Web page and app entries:
-- Opening Marker --

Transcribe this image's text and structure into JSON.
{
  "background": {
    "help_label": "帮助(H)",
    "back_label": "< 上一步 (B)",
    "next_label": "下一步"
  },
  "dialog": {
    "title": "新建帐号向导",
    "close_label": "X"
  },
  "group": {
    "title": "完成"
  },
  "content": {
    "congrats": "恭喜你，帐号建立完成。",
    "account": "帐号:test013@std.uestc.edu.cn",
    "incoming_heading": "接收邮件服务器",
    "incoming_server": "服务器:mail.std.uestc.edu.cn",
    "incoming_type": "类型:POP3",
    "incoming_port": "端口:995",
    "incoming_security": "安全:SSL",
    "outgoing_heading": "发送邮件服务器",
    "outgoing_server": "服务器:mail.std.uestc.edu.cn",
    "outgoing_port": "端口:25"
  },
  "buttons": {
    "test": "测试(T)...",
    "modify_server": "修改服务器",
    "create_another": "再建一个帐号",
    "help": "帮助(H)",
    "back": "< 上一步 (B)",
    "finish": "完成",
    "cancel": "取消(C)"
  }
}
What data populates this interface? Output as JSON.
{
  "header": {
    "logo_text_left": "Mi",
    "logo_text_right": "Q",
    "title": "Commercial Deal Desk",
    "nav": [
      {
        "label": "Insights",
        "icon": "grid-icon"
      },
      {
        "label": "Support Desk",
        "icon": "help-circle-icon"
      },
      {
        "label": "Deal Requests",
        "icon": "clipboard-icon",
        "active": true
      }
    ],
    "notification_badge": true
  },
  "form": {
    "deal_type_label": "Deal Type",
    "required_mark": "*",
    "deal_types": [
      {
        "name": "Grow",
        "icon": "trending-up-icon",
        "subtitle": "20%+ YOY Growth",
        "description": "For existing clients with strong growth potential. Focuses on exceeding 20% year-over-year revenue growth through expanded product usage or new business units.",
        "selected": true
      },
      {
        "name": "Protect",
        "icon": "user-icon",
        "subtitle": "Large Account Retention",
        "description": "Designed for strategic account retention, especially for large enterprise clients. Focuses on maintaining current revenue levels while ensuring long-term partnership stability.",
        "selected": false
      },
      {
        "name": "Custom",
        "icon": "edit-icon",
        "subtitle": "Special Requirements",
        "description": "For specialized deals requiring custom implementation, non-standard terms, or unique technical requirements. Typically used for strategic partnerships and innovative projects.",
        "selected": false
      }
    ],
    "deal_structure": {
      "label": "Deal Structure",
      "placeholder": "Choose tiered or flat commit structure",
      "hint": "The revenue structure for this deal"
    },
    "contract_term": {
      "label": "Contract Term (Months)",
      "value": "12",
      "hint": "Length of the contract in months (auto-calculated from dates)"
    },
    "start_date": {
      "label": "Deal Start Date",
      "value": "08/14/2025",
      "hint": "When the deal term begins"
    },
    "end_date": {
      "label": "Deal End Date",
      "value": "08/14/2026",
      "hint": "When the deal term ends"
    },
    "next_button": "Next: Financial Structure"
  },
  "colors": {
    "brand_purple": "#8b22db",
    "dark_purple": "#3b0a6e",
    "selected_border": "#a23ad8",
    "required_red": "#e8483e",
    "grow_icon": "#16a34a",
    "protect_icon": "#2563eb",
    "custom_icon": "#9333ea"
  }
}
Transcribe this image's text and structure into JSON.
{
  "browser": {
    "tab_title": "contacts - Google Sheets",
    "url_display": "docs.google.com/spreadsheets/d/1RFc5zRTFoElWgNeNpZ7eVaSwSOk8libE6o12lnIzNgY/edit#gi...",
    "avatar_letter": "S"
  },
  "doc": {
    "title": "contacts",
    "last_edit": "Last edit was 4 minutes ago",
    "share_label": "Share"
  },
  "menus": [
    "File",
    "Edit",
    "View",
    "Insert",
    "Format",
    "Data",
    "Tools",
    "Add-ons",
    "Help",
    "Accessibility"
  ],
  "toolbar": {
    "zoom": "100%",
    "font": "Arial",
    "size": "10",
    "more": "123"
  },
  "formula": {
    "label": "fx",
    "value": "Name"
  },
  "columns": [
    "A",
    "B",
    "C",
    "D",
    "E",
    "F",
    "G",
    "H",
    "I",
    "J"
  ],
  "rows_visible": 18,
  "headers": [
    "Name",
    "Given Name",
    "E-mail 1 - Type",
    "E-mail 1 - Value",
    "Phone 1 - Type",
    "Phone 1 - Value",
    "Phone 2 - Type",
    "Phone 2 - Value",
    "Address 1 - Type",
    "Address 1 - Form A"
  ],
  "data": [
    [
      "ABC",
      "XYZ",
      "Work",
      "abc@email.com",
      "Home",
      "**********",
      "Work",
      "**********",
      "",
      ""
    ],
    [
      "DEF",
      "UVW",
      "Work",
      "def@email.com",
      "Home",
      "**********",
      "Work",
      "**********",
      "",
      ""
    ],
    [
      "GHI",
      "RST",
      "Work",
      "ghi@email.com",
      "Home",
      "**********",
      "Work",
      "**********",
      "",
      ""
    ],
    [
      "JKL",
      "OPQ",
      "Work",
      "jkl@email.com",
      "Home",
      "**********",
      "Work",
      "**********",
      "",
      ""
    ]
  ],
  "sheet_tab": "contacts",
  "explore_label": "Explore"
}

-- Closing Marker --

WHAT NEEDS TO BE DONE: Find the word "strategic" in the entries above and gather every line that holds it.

RESPONSE TO THIS EXERCISE:
        "description": "Designed for strategic account retention, especially for large enterprise clients. Focuses on maintaining current revenue levels while ensuring long-term partnership stability.",
        "description": "For specialized deals requiring custom implementation, non-standard terms, or unique technical requirements. Typically used for strategic partnerships and innovative projects.",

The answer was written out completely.